For some brides-to-be, shopping for a wedding dress can be utterly thrilling, while—for others—it’s an utter nightmare. Regardless of which category you fall into, it is inevitable that you’ll have to shop for a dress. To help make the arduous (and often dramatically overblown) process easier, we’ve compiled 8 wedding dress shopping tips that every bride should know.
1. EAT first.
A grumpy, hangry bride isn’t cute, so make sure you eat before you shop. No time? Bring nuts or fruit with you. It might sound silly, but being cranky can weigh on your patience—and might cause an “ugh” reaction to everything you try on.
2. Do yourself up a little.
While you don’t need to go full-out with beauty when trying on dresses (ahem, foundation stains), it pays to arrive at the store with your toned-down hair and makeup (as opposed to a rolled-out-of-bed topknot and blotchy skin.) It’ll give you a much better picture of how the dress will look when all the moving parts come together. Plus, having a good hair-and-skin day can boost your confidence, likely making you more amenable to looking in the mirror all day long.
3. Shoe structure is key.
Already have the shoes you’re wearing to your wedding? Great, bring ’em along. If you don’t, it’s key to bring footwear you know will be similar, both in heel height and in silhouette. Various shoe structures can dramatically alter the way clothing falls, especially hems.
For example, a sleek stiletto with a low vamp and a super-skinny kitten heel will make the hem of a gown lay quite differently than a shoe with a thick ankle strap and a huge platform, or a shoe that’s adorned with embellishments or hardware.
4. Wear—or bring—the right undergarments.
Without wearing proper undergarments to try on wedding dresses, the trip can pretty much be considered a waste. After all, there’s not a woman alive who hasn’t experienced the transformative powers of the right shapewear or bra.
If you’re going shopping without a clear-cut picture of what type of dress you’d like, bring a few different options, such as a strapless bra, a push-up bra, a thong, and various pieces of suck-it-in shapewear.
5. Know your price range.
It’s easy to get sucked into a vortex of over-the-top expensive wedding dresses (hello, you’re wearing it once), which is why it pays to start shopping with a budget—or at least a price range—firmly in place. Don’t forget to factor in extra, such as alterations, shoes, veils, and accessories. That said, it’s best not to even try on gowns outside of your price range when you’re shopping for fear that you’ll fall madly in love with a gazillion-dollar gown only be be let down by every other dress you try.
6. Adhere to your own dress code.
We’ve been to too many weddings where, surprisingly, it’s the bride that looks totally out of place—not any of the guests. Psyched for your exotic destination beach wedding, but dying to wear a princess-style ball gown? Not gonna work! Tying the knot in a fancy big-city hotel on a Saturday night? Skip the easy-breezy white sundress and bare feet. Trust us: Wearing something that compliments the setting and the background of your venue will look stylish—and timeless in photos.

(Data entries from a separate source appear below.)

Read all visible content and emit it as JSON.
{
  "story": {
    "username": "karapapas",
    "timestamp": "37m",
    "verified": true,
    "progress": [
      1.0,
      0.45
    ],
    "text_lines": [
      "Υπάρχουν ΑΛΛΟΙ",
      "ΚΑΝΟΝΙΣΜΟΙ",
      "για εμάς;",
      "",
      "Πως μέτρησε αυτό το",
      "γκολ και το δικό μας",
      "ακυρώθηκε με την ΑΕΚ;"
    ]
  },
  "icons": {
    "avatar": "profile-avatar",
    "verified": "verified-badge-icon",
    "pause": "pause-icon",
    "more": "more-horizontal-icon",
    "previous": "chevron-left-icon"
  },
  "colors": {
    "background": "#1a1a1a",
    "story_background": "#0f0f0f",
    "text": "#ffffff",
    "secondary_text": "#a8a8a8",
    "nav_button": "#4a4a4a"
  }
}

7. Skip the entourage.
Indeed, we’re aware that many brides consider dress shopping the ultimate time to bond with their mothers, sisters, aunts, grandmothers, stepmoms, BFFs, college roommates, neighbors, colleagues, second cousins, gay BFFs, and mother-in-laws, but it comes down to this: Too many cooks in the kitchen will absolutely muck up the experience.
Between differing tastes, generations, opinions, and levels of knowledge about your personal style, you’ll only end up confused and in desperate need of some Advil (or a couple of stiff martinis.) Plus, the decision is—when it comes down to it—nobody’s to make but yours. Instead, we suggest bringing one or two people who know you and your style well, and who are calm, honest, and modern.
8. Have an open mind.
Yes, it’s important to know your own style—and not compromise—but you might be surprised how good you look and feel in a style, cut, or length you normally wouldn’t have expected. Likewise, dress styles you filled your Pinterest boards with might look terribly unflattering IRL, so there’s nothing to lose by trying on as many dresses as you can.